Washington, DC—When Layli Miller-Muro, the founder and executive director of Tahirih Justice Center, stood behind the podium at the Andrew W. Mellon Auditorium and looked out at the crowd, she saw an army of supporters, standing at the ready.

Moments before, she’d asked several different groups of people to stand—from lawyers to board members, from staff to volunteers—in order to acknowledge the people who make it possible for Tahirih to fight for justice, dignity, and safety, for every woman and girl.

Half of the crowd of 400 at the Tahirih Justice Center 18th Annual Gala were on their feet.

Visibly moved, she sincerely thanked the sea of people who have had a direct impact on Tahirih’s ability to serve the brave immigrant women and girls who refuse to be victims of violence.

The clients who come to Tahirih Justice Center are “incredibly courageous, they are women who know what they want,” Miller-Muro reminded the audience, and they demand justice and affect transformation in their communities as well as in their own circumstances.

But the efforts that go into supporting Tahirih’s clients, between free legal services, social services, and instituting policy changes, are no small feat.

Now comprised of over 50 people in three different parts of the country, the dedicated staff of Tahirih Justice Center are on the front lines of the battle against gender-based violence every day.
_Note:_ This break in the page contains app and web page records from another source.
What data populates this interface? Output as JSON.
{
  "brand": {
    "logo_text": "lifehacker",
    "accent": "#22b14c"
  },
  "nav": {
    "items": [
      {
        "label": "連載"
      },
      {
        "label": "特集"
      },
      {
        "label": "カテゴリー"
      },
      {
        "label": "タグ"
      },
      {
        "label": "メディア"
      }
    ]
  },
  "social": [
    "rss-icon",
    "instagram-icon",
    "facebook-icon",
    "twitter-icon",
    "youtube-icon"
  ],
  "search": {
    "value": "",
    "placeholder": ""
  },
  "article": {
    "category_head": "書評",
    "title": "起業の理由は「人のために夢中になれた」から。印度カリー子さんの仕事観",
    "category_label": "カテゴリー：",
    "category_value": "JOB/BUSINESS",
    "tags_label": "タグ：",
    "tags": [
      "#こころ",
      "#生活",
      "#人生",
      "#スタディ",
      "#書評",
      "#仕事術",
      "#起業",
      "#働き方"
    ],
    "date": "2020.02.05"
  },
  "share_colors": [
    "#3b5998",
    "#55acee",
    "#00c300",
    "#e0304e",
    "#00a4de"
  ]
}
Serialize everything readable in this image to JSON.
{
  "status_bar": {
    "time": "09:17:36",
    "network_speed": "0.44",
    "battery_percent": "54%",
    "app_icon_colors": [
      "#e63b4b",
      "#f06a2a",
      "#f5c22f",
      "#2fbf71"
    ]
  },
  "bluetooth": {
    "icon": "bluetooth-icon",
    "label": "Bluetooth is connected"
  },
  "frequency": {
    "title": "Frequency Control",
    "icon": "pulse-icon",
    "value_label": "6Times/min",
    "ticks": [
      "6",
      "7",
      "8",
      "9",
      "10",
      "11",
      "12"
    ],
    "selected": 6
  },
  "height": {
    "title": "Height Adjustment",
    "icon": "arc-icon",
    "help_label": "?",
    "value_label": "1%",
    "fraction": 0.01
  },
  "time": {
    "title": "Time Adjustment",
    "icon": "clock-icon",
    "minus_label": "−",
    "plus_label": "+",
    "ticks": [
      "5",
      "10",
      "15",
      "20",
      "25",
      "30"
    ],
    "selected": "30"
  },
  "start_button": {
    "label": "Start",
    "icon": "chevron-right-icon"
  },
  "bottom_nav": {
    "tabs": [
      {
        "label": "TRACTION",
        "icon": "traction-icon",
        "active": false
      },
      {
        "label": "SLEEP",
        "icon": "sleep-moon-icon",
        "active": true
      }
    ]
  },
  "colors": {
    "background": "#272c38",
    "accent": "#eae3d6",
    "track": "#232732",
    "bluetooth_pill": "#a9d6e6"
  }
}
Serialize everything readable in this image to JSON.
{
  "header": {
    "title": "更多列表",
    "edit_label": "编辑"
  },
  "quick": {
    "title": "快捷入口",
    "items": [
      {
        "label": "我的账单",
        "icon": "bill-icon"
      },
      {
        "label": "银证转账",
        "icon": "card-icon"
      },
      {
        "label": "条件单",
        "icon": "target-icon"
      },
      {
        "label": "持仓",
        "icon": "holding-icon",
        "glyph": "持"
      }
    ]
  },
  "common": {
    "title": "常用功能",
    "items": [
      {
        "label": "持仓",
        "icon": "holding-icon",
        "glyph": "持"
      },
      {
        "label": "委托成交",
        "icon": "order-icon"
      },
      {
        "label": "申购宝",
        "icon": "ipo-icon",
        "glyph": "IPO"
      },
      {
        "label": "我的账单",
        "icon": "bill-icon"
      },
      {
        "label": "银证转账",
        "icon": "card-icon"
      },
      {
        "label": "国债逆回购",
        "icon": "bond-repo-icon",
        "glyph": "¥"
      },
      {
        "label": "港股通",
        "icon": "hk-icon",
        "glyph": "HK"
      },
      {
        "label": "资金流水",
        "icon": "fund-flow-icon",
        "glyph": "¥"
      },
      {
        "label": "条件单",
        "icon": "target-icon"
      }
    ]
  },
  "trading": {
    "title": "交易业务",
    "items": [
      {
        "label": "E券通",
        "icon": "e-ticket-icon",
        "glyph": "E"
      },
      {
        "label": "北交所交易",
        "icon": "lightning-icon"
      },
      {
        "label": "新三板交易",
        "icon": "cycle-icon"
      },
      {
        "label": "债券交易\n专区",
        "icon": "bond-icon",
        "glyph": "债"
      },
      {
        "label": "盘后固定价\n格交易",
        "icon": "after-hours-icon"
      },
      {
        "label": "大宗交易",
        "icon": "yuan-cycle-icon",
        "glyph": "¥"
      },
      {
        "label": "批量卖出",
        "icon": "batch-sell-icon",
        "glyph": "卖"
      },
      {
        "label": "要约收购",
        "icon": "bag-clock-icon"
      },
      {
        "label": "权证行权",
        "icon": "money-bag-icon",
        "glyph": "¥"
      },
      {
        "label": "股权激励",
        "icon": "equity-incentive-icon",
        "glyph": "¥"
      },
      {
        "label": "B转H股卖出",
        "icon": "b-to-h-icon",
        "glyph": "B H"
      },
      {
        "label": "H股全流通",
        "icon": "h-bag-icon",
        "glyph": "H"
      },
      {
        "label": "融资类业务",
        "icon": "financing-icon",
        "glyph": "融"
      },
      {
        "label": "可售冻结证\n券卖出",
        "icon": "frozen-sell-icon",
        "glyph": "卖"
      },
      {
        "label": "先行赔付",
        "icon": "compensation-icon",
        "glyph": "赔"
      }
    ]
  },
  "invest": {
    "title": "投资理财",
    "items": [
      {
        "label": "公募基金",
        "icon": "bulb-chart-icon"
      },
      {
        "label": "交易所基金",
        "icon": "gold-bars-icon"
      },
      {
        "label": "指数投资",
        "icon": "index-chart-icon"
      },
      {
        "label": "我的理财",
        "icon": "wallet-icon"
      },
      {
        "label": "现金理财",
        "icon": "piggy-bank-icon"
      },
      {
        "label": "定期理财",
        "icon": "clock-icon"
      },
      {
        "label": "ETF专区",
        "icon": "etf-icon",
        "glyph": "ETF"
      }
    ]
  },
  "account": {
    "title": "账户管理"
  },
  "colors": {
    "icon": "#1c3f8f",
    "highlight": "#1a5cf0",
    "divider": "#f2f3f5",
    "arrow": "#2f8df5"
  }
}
“The staff are the ones who hear hours and hours of stories of torture,” Miller-Muro remarked. “They hear hours of stories of young girls and of women who have suffered in ways that are hard for us to comprehend.”

The executive director, who founded Tahirih Justice Center in 1997 following her involvement in a precedent-setting asylum case, recognized the weight of the responsibility on Tahirih staff “for whether that 12-year-old girl will be raped again by the man she was sold to,” or “for whether the mother in her office will have to watch her infant daughter undergo female genital mutilation,” to name just two of the horrors Tahirih’s courageous clients may face.

“This is the world Tahirih Justice Center staff live in, this is the world our clients live in. This is the world that you live in. But you have an opportunity to change that reality,” Layli told the assembled guests and dignitaries.

Last year alone, Tahirih litigated nine hundred and nine cases, thanks to not only the hardworking staff, but also the legions of pro-bono lawyers, board members, volunteers, and donors, who together contribute to a comprehensive strategy that attacks the issue of gender-based violence on multiple levels.

In closing, Layli thanked the audience “for sharing [their] heart.”

“You all are our army, and we cannot do this work without you, thank you for being our partners and for fighting on the front lines with us.”